Last week President Obama said he wanted an authorization for the use of military force against ISIS, the Islamic State in Iraq and Syria, after all. Up to then the White House argued the U.S.-led campaign against ISIS in Iraq and in Syria fell under the authorization for the use of military force against Al Qaeda and its affiliates passed in September, 2001. The president continues to maintain he doesn't need explicit authorization from Congress for the war against ISIS but since the elections are over he thought it was a good time to ask for it anyway.
While the U.S.-led coalition is seeing some successes—the Iraqi army claims to have critically injured Abu Bakr al-Baghdadi, the leader of ISIS, and to have driven ISIS out of Beiji, a major oil refinery town—it has also galvanized support for ISIS among the region's population. More fighters than ever before are reportedly going to join ISIS since U.S. airstrikes started. And now, The Daily Beast reports, representatives from Al Nusra, the Al Qaeda affiliate in Syria, ISIS, and the Khorasan group, another Al Qaeda offshoot few people heard of before it was targeted during U.S. airstrikes in Syria, are meeting to discuss re-uniting with the aim of driving more "moderate" U.S.-backed rebels out of Syria, groups whose members nevertheless condemned U.S. airstrikes in Syria, and not just because of the claim that civilians were killed.

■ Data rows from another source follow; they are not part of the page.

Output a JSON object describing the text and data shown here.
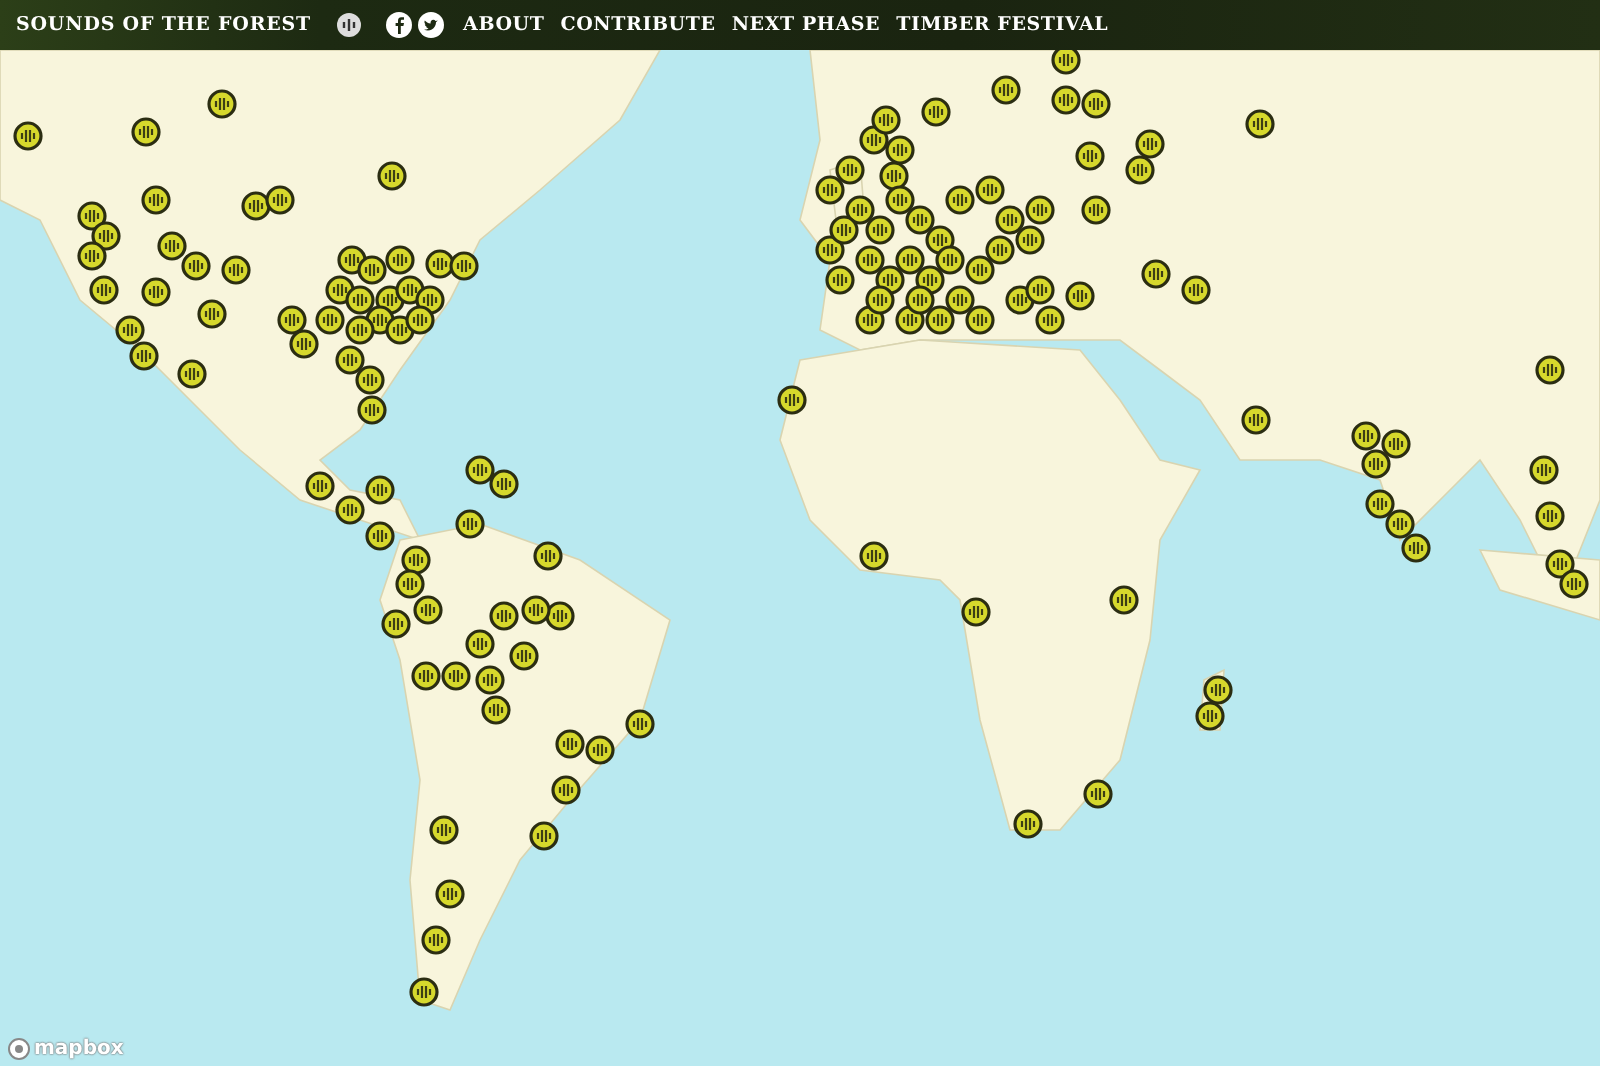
{
  "header": {
    "title": "SOUNDS OF THE FOREST",
    "nav": [
      "ABOUT",
      "CONTRIBUTE",
      "NEXT PHASE",
      "TIMBER FESTIVAL"
    ]
  },
  "map": {
    "attribution": "mapbox"
  }
}
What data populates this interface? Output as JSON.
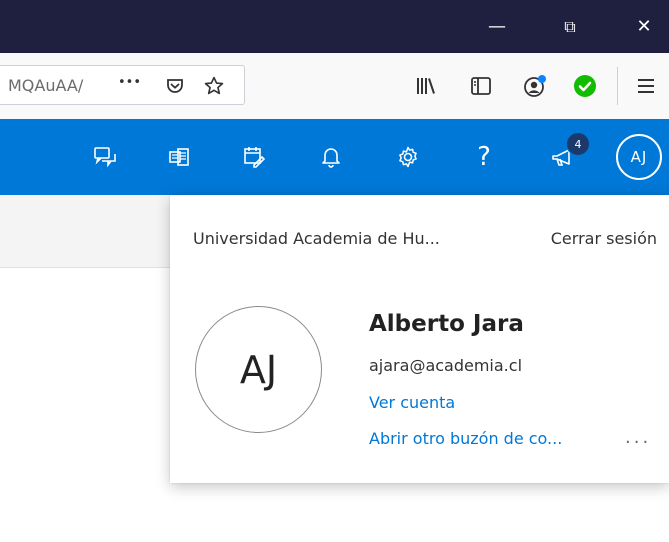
{
  "window": {
    "minimize_glyph": "—",
    "restore_glyph": "⧉",
    "close_glyph": "✕"
  },
  "browser": {
    "url_partial": "MQAuAA/",
    "more_glyph": "•••",
    "icons": [
      "pocket-icon",
      "bookmark-star-icon",
      "library-icon",
      "sidebar-icon",
      "account-icon",
      "shield-check-icon",
      "hamburger-menu-icon"
    ],
    "check_color": "#12bc00"
  },
  "header": {
    "accent": "#0078d7",
    "icons": [
      "feedback-icon",
      "office-apps-icon",
      "my-day-icon",
      "bell-icon",
      "gear-icon",
      "help-icon",
      "megaphone-icon"
    ],
    "help_glyph": "?",
    "notification_count": "4",
    "avatar_initials": "AJ"
  },
  "account_panel": {
    "organization": "Universidad Academia de Hu...",
    "sign_out": "Cerrar sesión",
    "avatar_initials": "AJ",
    "name": "Alberto Jara",
    "email": "ajara@academia.cl",
    "view_account": "Ver cuenta",
    "open_other_mailbox": "Abrir otro buzón de co...",
    "more_glyph": "..."
  }
}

After the "thumping" in the 2006 elections, President George W. Bush announced a surge in Iraq, one that ended up being used in part to negotiate the eventual end of the Iraq war. After the 2014 elections, President Obama insisted he heard the American people, following it up a few days later by sending 1,500 more troops to Iraq, who he claims won't be in combat roles.